Zeev Weiss, an archaeology professor at Hebrew University in Jerusalem who runs the largest excavation project in the Galilee region, said: “There is no question that what they have found is connected to Christianity. The only questions concern the design of the structure, the use of the structure and the date. To my mind, they don’t really know what they have.”
The Israeli army built the Megiddo prison in 1982, and the compound now holds 1,200 high-security Palestinian inmates. Earlier this year, the army turned over the collection of tent encampments to the national prison authority, which has been replacing the tents with hardened cellblocks.
Archaeologists were well aware of the rich history of Megiddo, also known as Armageddon, the place where the Bible says the ultimate battle of good and evil will be waged. Because of that history, archaeological excavation has preceded each phase of the prison’s expansion.
Israeli prisoners, the only inmates allowed to work inside the grounds, began about six weeks ago surveying the area where the mosaic floor was found. It was scheduled to be cleared for construction two days after the discovery was made.

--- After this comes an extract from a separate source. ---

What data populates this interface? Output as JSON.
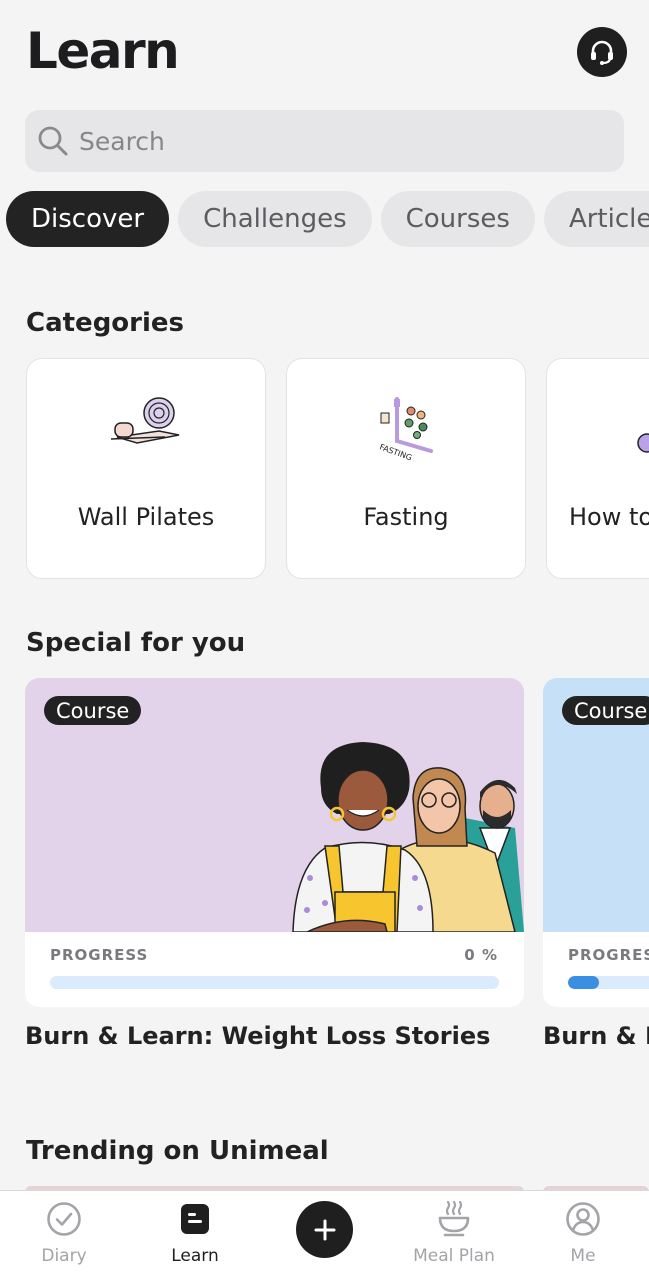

Covered by scaffolding and a black tarp, the site is roughly the size of a tennis court, with fragile mosaics covering approximately half of it.
Tepper said the building does not follow the basilica plan, characterized by colonnades along a central nave leading to a rounded apse. He said the simple design suggests that it predates Christianity’s legalization.
The oldest definitively dated church in Israel is in Ramle, where, inscriptions say, the structure was built in 376.
Some archaeologists believe that the Church of the Holy Sepulcher in Jerusalem, which tradition says marks the spot where Jesus was crucified and entombed, was built in 330 by Constantine’s mother. This site would predate those by decades.
The base of a column is visible along the low ruins of one wall. Archaeologists say it arched over the floor to support a stone roof, indicating that the building was probably among the grandest in the area.
The intricacy of the mosaic floors also suggests that it was more than a private home, archaeologists say, although some of the region’s wealthy residents might have had such design flourishes in their houses.
In the coming weeks, Israeli officials will determine what to do with the site. The options include digging up the area and moving it or separating it from the rest of the prison and making it the centerpiece of a small museum.
Date: 07 Sep 2007
Mt. Vesuvius in post 70 A.D? What would the Vesuvious eruption look like from Patmos Greece? Could the darkened skies, the earthquakes and the the rumblings refer to Vesuvious?
Date: 27 Oct 2007
On the Jerusalem escape tunnel, see historian Norman Golb’s article in the Forward, at http://www.forward.com/articles/11873/.